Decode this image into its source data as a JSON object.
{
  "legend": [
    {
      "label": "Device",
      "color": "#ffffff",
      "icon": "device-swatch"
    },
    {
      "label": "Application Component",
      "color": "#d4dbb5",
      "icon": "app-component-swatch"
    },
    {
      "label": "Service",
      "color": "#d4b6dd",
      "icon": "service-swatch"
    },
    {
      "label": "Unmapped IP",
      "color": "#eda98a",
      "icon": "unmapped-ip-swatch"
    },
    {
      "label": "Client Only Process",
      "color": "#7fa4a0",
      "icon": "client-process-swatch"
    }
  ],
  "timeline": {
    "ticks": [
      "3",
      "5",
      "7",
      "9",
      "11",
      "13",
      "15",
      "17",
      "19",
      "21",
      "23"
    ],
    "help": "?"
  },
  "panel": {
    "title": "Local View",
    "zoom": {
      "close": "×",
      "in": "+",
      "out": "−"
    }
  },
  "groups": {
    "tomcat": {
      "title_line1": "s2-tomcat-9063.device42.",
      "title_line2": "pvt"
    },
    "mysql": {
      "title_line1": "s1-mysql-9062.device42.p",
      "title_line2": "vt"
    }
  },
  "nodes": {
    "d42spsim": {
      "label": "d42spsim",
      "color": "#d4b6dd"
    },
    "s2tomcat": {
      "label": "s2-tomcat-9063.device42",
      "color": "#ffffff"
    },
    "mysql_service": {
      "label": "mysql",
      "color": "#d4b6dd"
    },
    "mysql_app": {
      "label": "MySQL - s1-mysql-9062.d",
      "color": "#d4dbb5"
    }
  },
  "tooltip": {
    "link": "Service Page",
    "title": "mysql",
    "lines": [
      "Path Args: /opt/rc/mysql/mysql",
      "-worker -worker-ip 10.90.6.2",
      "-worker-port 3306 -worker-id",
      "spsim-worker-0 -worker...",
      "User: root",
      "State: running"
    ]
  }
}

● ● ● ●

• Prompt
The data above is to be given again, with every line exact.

• Answer box
Decode this image into its source data as a JSON object.
{
  "legend": [
    {
      "label": "Device",
      "color": "#ffffff",
      "icon": "device-swatch"
    },
    {
      "label": "Application Component",
      "color": "#d4dbb5",
      "icon": "app-component-swatch"
    },
    {
      "label": "Service",
      "color": "#d4b6dd",
      "icon": "service-swatch"
    },
    {
      "label": "Unmapped IP",
      "color": "#eda98a",
      "icon": "unmapped-ip-swatch"
    },
    {
      "label": "Client Only Process",
      "color": "#7fa4a0",
      "icon": "client-process-swatch"
    }
  ],
  "timeline": {
    "ticks": [
      "3",
      "5",
      "7",
      "9",
      "11",
      "13",
      "15",
      "17",
      "19",
      "21",
      "23"
    ],
    "help": "?"
  },
  "panel": {
    "title": "Local View",
    "zoom": {
      "close": "×",
      "in": "+",
      "out": "−"
    }
  },
  "groups": {
    "tomcat": {
      "title_line1": "s2-tomcat-9063.device42.",
      "title_line2": "pvt"
    },
    "mysql": {
      "title_line1": "s1-mysql-9062.device42.p",
      "title_line2": "vt"
    }
  },
  "nodes": {
    "d42spsim": {
      "label": "d42spsim",
      "color": "#d4b6dd"
    },
    "s2tomcat": {
      "label": "s2-tomcat-9063.device42",
      "color": "#ffffff"
    },
    "mysql_service": {
      "label": "mysql",
      "color": "#d4b6dd"
    },
    "mysql_app": {
      "label": "MySQL - s1-mysql-9062.d",
      "color": "#d4dbb5"
    }
  },
  "tooltip": {
    "link": "Service Page",
    "title": "mysql",
    "lines": [
      "Path Args: /opt/rc/mysql/mysql",
      "-worker -worker-ip 10.90.6.2",
      "-worker-port 3306 -worker-id",
      "spsim-worker-0 -worker...",
      "User: root",
      "State: running"
    ]
  }
}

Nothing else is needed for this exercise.